AI and multi-variate analysis are challenging how manufacturers approach digital transformations and harness the benefits that these transformations can bring. These technologies and techniques are the building blocks for predicting what is going to happen in the future with enough time to adjust.
As a result, every manufacturer, ranging from chemical makers, oil and gas producers, food and beverage processors, consumer product companies, power generators, and metal and mining companies, is facing a dilemma: How can they transition to running operations with AI and multi-variate analysis while also sustaining ongoing success in key performance indicators?
Many manufacturers aren’t sure what to do with fully booked staff who need to acquire knowledge to work with AI and multi-variate analyses. They might have a science project in one plant that has demonstrated success, but they aren’t sure how to roll out a reliable solution across a fleet of plants.

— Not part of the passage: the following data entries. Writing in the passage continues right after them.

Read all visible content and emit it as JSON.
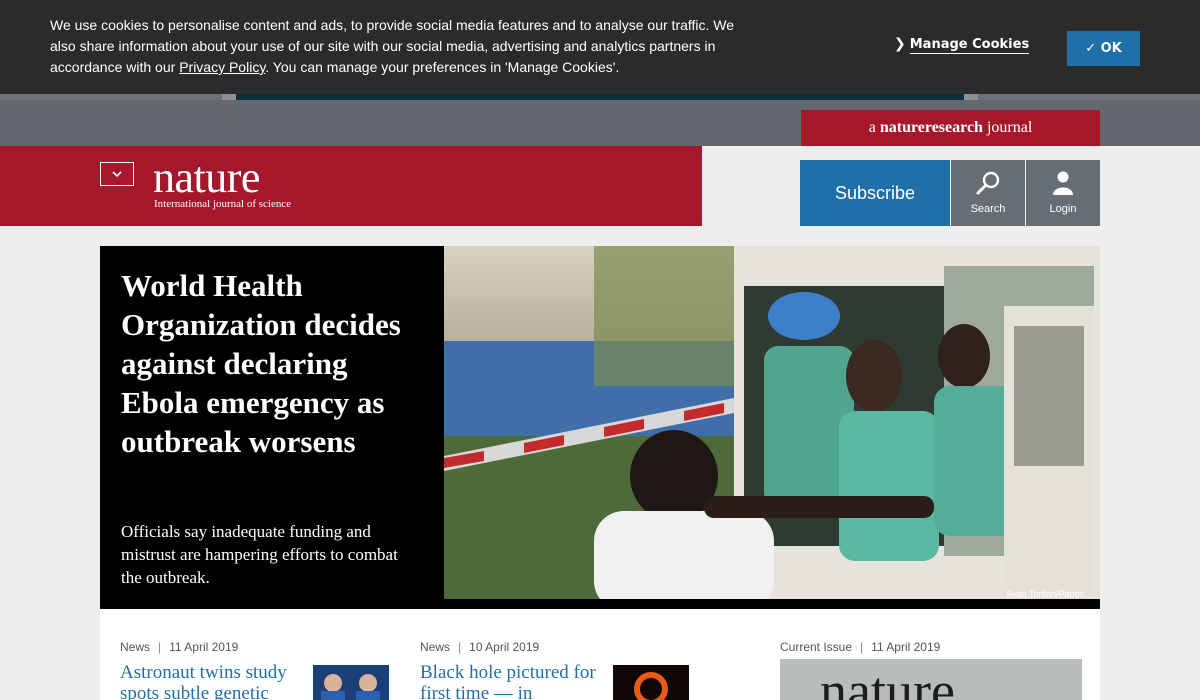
{
  "cookie_banner": {
    "text_before": "We use cookies to personalise content and ads, to provide social media features and to analyse our traffic. We also share information about your use of our site with our social media, advertising and analytics partners in accordance with our ",
    "privacy_link": "Privacy Policy",
    "text_after": ". You can manage your preferences in 'Manage Cookies'.",
    "manage_label": "Manage Cookies",
    "ok_label": "✓ OK"
  },
  "badge": {
    "prefix": "a ",
    "brand": "natureresearch",
    "suffix": " journal"
  },
  "header": {
    "logo": "nature",
    "tagline": "International journal of science",
    "subscribe_label": "Subscribe",
    "search_label": "Search",
    "login_label": "Login"
  },
  "hero": {
    "title": "World Health Organization decides against declaring Ebola emergency as outbreak worsens",
    "summary": "Officials say inadequate funding and mistrust are hampering efforts to combat the outbreak.",
    "credit": "Sven Torfinn/Panos"
  },
  "cards": [
    {
      "type": "News",
      "date": "11 April 2019",
      "title": "Astronaut twins study spots subtle genetic"
    },
    {
      "type": "News",
      "date": "10 April 2019",
      "title": "Black hole pictured for first time — in"
    }
  ],
  "current_issue": {
    "label": "Current Issue",
    "date": "11 April 2019",
    "cover_title": "nature"
  },
  "colors": {
    "brand_red": "#a5172b",
    "accent_blue": "#1f6fa8",
    "banner_bg": "#2b2b2b"
  }
}
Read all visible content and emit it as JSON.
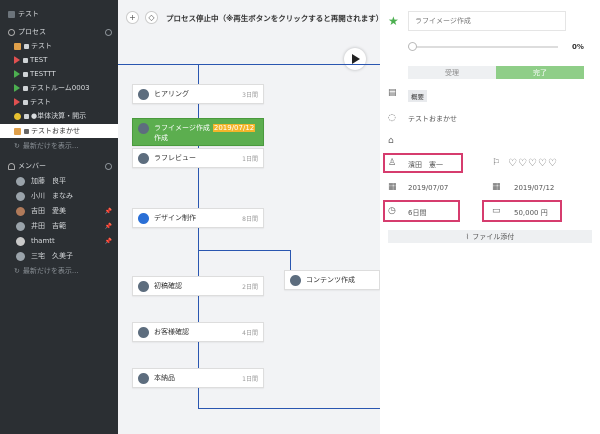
{
  "sidebar": {
    "top_item": "テスト",
    "process_header": "プロセス",
    "processes": [
      {
        "label": "テスト",
        "icon": "orange-square-icon"
      },
      {
        "label": "TEST",
        "icon": "red-triangle-icon"
      },
      {
        "label": "TESTTT",
        "icon": "green-triangle-icon"
      },
      {
        "label": "テストルーム0003",
        "icon": "green-triangle-icon"
      },
      {
        "label": "テスト",
        "icon": "red-triangle-icon"
      },
      {
        "label": "●単体決算・開示",
        "icon": "yellow-circle-icon"
      },
      {
        "label": "テストおまかせ",
        "icon": "orange-square-icon",
        "active": true
      }
    ],
    "show_latest_processes": "最新だけを表示...",
    "member_header": "メンバー",
    "members": [
      {
        "name": "加藤　良平"
      },
      {
        "name": "小川　まなみ"
      },
      {
        "name": "吉田　愛美",
        "pinned": true
      },
      {
        "name": "井田　吉範",
        "pinned": true
      },
      {
        "name": "thamtt",
        "pinned": true
      },
      {
        "name": "三宅　久美子"
      }
    ],
    "show_latest_members": "最新だけを表示..."
  },
  "canvas": {
    "add_button": "+",
    "tag_button": "◇",
    "title": "プロセス停止中（※再生ボタンをクリックすると再開されます）",
    "nodes": [
      {
        "name": "ヒアリング",
        "days": "3日間"
      },
      {
        "name": "ラフイメージ作成",
        "date": "2019/07/12",
        "extra": "作成"
      },
      {
        "name": "ラフレビュー",
        "days": "1日間"
      },
      {
        "name": "デザイン制作",
        "days": "8日間"
      },
      {
        "name": "コンテンツ作成",
        "days": "3日間"
      },
      {
        "name": "初稿確認",
        "days": "2日間"
      },
      {
        "name": "お客様確認",
        "days": "4日間"
      },
      {
        "name": "本納品",
        "days": "1日間"
      }
    ]
  },
  "panel": {
    "task_name": "ラフイメージ作成",
    "progress_percent": 0,
    "progress_label": "0%",
    "accept_button": "受理",
    "complete_button": "完了",
    "tag_label": "概要",
    "description": "テストおまかせ",
    "assignee": "濱田　憲一",
    "start_date": "2019/07/07",
    "end_date": "2019/07/12",
    "duration": "6日間",
    "budget": "50,000 円",
    "attach_button": "ファイル添付"
  },
  "colors": {
    "sidebar_bg": "#2b2f33",
    "accent_green": "#5cae4f",
    "highlight": "#f4b52a",
    "connector": "#2a56b0",
    "annotation_red": "#d63c6e"
  }
}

They could be having trouble hiring a team that has both the engineering know-how and the experience in handling many types of data, including time series, vibration, image, video, business information, etc. Many are still working hard on creating the “talent density” to execute new tech.
But these manufacturers also know that the opportunities are great if they can undergo digital transformations successfully. Doing nothing is not an option.
Manufacturers have been collecting data for years, but today too many firms use it only retrospectively. To monitor KPIs, they tend to pull together data from a given period and apply statistical models that measure performance in a siloed manner. AI, in contrast, is self-learning based on the data it is fed. It transcends the limitations of manmade statistical models, deriving new insights from context, patterns, industry standards, and, importantly, input from multiple manufacturing processes, to note associated risks and suggest potential actions.
For companies that struggle to document machine and process faults year after year, the opportunity to improve is vast. For those who suspect sensor information can be unreliable, the possibilities to improve are great. For manufacturers who have always dreamed of combining the swim lanes of machine and process condition data into one meaningful advisory, the benefits are transformational.
What to look for in a KPI system driven by AI
The best AI-driven KPI systems contain both a middle manager’s tool to manage plant operations with actionable insight in advance (e.g., prediction and forecasting) as well as a CEO or business unit’s tool to manage profitability and the manufacturer’s carbon footprint. The systems transform OEE dashboards from backward-looking records or past performance into business planning tools enabling faster responses to constantly changing internal and external events while keeping tabs on metrics like plant capacity and commodity prices.
Traditional OEE systems only relate a plant’s performance at a given point in time. They can tell factory managers what went wrong. They don’t provide much help in improving systems to avoid stoppages, breakdowns, and other setbacks, however. AI, in contrast, uses predictive modeling to analyze throughput in real time and suggest changes like, say, adding an extra shift one night a week to make up for slowdowns but still make production deadlines on time.
AI is a game-changer for anomaly detection, auto-identification of operating regime changes in production systems, and forecasting using deep learning algorithms on the next possible outcomes and the level of risk in achieving a plant or company’s goals. Companies that use solutions deploying it can transform their businesses, especially since generative AI can easily translate industrial data into digestible text, graphs, charts, and images for people on the shop floor.
Production managers who traditionally plan out product runs, from obtaining the necessary materials and other resources to meeting customer deadlines and other challenges, operate on razor-thin margins in part because their data has been backward-looking. AI lets them make decisions in real time as they measure their KPIs to help drive significant growth.
The companies that deliver these superior platforms for manufacturers start by first asking customers about their businesses according to a proven methodology:
- Look for areas of potential improvement.
- Assess data readiness for creating new digital processes necessary to realize the improvement.
- Draft an implementation roadmap to achieve the improvement at scale and on time.
- Ensure consistent, continuous operations using best practices that yield improvement.
These methodologies have led to real-world success in many industrial sectors:
- Mining: Profiling ore through crushing and milling operations and providing ore-blending advisories to achieve target ore grades with optimal recovery.
- Power generation: Monitoring turbine-generator cycles to maintain optimal plant heat rate and fuel efficiency.
- Petroleum refining: Monitoring naphtha catalytic cracking to manage product yields of propylene, ethylene, etc.
- Food and beverage: Balancing water needs to reduce yield rate reduction and unplanned downtime, predicting centrifuge performance; monitoring boiler performance for heat, fuel efficiency, and condenser performance.
Every manufacturer can gain from a smart, informed assessment of how AI, multi-variate analyses, and other innovations can help them meet and surpass their KPIs by seizing opportunities, building solutions, and deploying the same into production.